Vestigial structures in biology are commonly cited as evidence for evolution, and it may well be that they did evolve. But if it is evidence of evolution, it is evolution in the wrong direction — it’s not the sort of function enhancing/innovating evolution that is supposed to give evolutionary theory its bite. Vestigial structures, after all, are structures that have lost their function. If all of evolution proceeded in this fashion, we’d quickly descend to a world of nonfunctionality.
But vestigiality need not evolve by purely material means — it can also be designed. I was delighted to be informed (after my recent debate with Michael Shermer at Bridgewater College) of a nifty example of vestigial structures that arise not through “devolution” but rather through design, to wit, vestigial running boards on older automobiles. Look at the following Ford models:
1947 Ford (vestigial running board)
1941 Ford (vestigial running board)
1940 Ford (functional though abbreviated running board)

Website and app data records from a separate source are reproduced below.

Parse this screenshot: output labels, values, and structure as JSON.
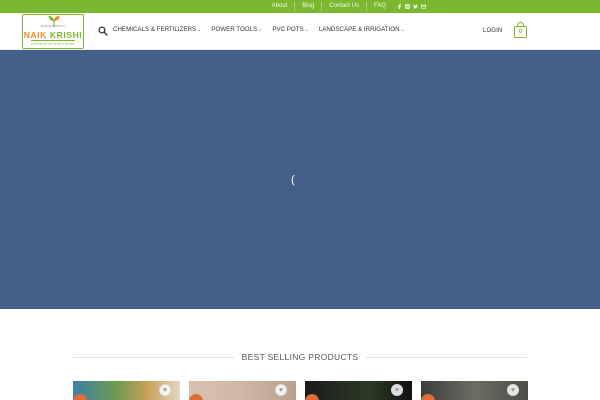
{
  "topbar": {
    "links": [
      "About",
      "Blog",
      "Contact Us",
      "FAQ"
    ],
    "social_icons": [
      "facebook-icon",
      "instagram-icon",
      "twitter-icon",
      "email-icon"
    ]
  },
  "header": {
    "logo": {
      "tagline_top": "MAHARASHTRA'S",
      "brand_first": "NAIK",
      "brand_second": "KRISHI",
      "tagline": "GARDENING SIMPLIFIED"
    },
    "nav": [
      {
        "label": "CHEMICALS & FERTILIZERS"
      },
      {
        "label": "POWER TOOLS"
      },
      {
        "label": "PVC POTS"
      },
      {
        "label": "LANDSCAPE & IRRIGATION"
      }
    ],
    "login_label": "LOGIN",
    "cart_count": "0"
  },
  "hero": {
    "background": "#435f8a",
    "loader_glyph": "("
  },
  "best_selling": {
    "title": "BEST SELLING PRODUCTS",
    "products": [
      {
        "image": "p1"
      },
      {
        "image": "p2"
      },
      {
        "image": "p3"
      },
      {
        "image": "p4"
      }
    ]
  },
  "colors": {
    "brand_green": "#7cb82f",
    "brand_orange": "#f08a1d"
  }
}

1928 – 1930 Ford A’s (the real deal — a big running board with room to stand on and even tie things down to it)